#### MATERIAL FOR THIS EXERCISE ####

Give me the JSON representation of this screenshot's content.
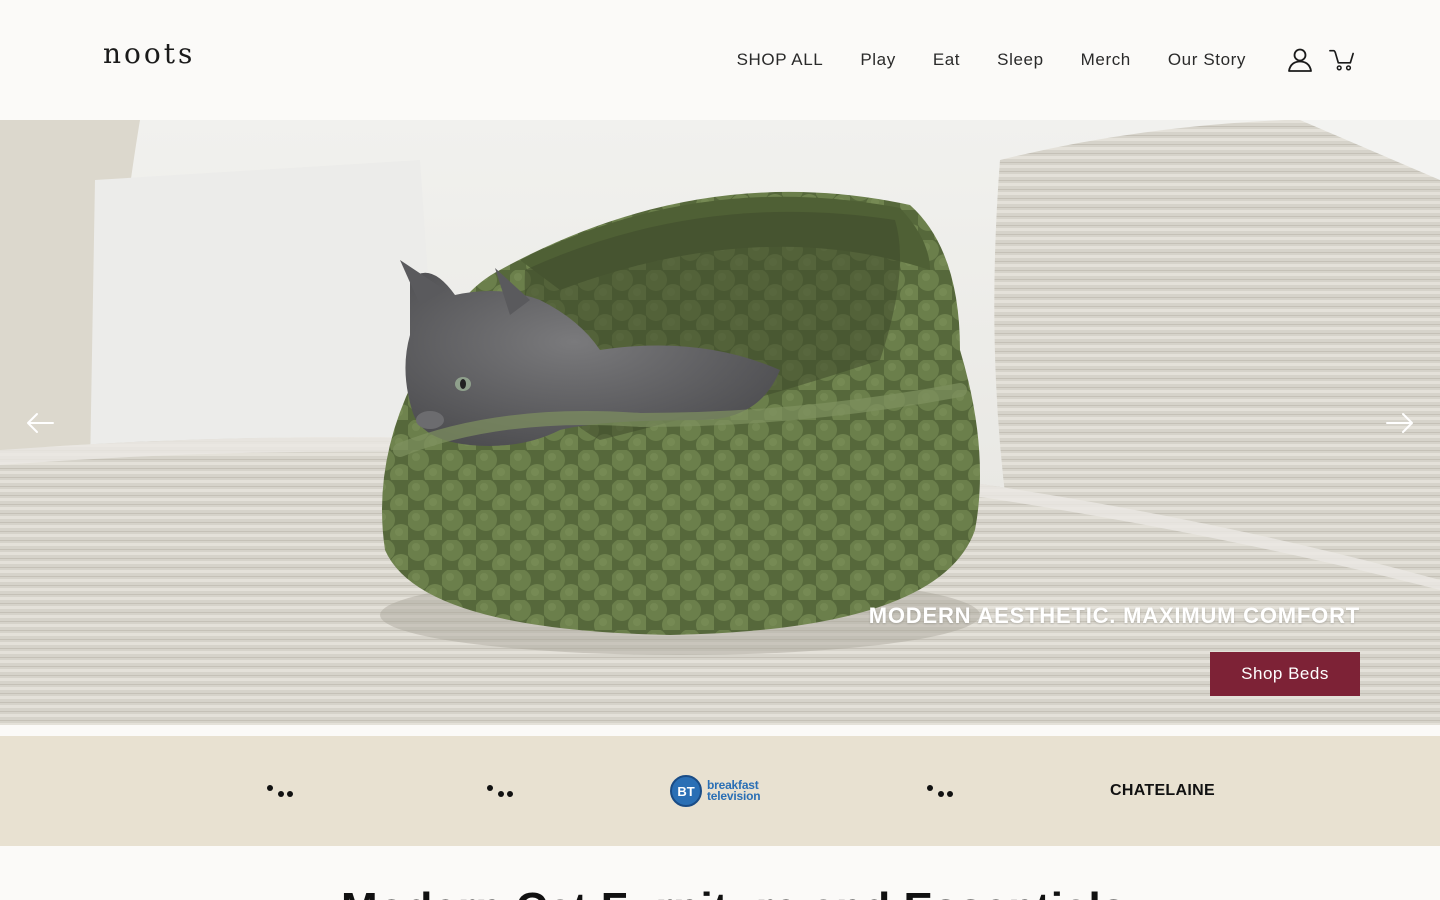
{
  "header": {
    "logo": "noots",
    "nav": [
      {
        "label": "SHOP ALL"
      },
      {
        "label": "Play"
      },
      {
        "label": "Eat"
      },
      {
        "label": "Sleep"
      },
      {
        "label": "Merch"
      },
      {
        "label": "Our Story"
      }
    ],
    "icons": [
      "account-icon",
      "cart-icon"
    ]
  },
  "hero": {
    "heading": "MODERN AESTHETIC. MAXIMUM COMFORT",
    "cta_label": "Shop Beds",
    "cta_color": "#7d2236",
    "prev_icon": "arrow-left-icon",
    "next_icon": "arrow-right-icon"
  },
  "press": {
    "background": "#e8e1d1",
    "logos": [
      {
        "type": "dots"
      },
      {
        "type": "dots"
      },
      {
        "type": "bt",
        "badge": "BT",
        "line1": "breakfast",
        "line2": "television"
      },
      {
        "type": "dots"
      },
      {
        "type": "text",
        "text": "CHATELAINE"
      }
    ]
  },
  "section": {
    "title": "Modern Cat Furniture and Essentials"
  }
}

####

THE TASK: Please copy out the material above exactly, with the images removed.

RESULT:
Give me the JSON representation of this screenshot's content.
{
  "header": {
    "logo": "noots",
    "nav": [
      {
        "label": "SHOP ALL"
      },
      {
        "label": "Play"
      },
      {
        "label": "Eat"
      },
      {
        "label": "Sleep"
      },
      {
        "label": "Merch"
      },
      {
        "label": "Our Story"
      }
    ],
    "icons": [
      "account-icon",
      "cart-icon"
    ]
  },
  "hero": {
    "heading": "MODERN AESTHETIC. MAXIMUM COMFORT",
    "cta_label": "Shop Beds",
    "cta_color": "#7d2236",
    "prev_icon": "arrow-left-icon",
    "next_icon": "arrow-right-icon"
  },
  "press": {
    "background": "#e8e1d1",
    "logos": [
      {
        "type": "dots"
      },
      {
        "type": "dots"
      },
      {
        "type": "bt",
        "badge": "BT",
        "line1": "breakfast",
        "line2": "television"
      },
      {
        "type": "dots"
      },
      {
        "type": "text",
        "text": "CHATELAINE"
      }
    ]
  },
  "section": {
    "title": "Modern Cat Furniture and Essentials"
  }
}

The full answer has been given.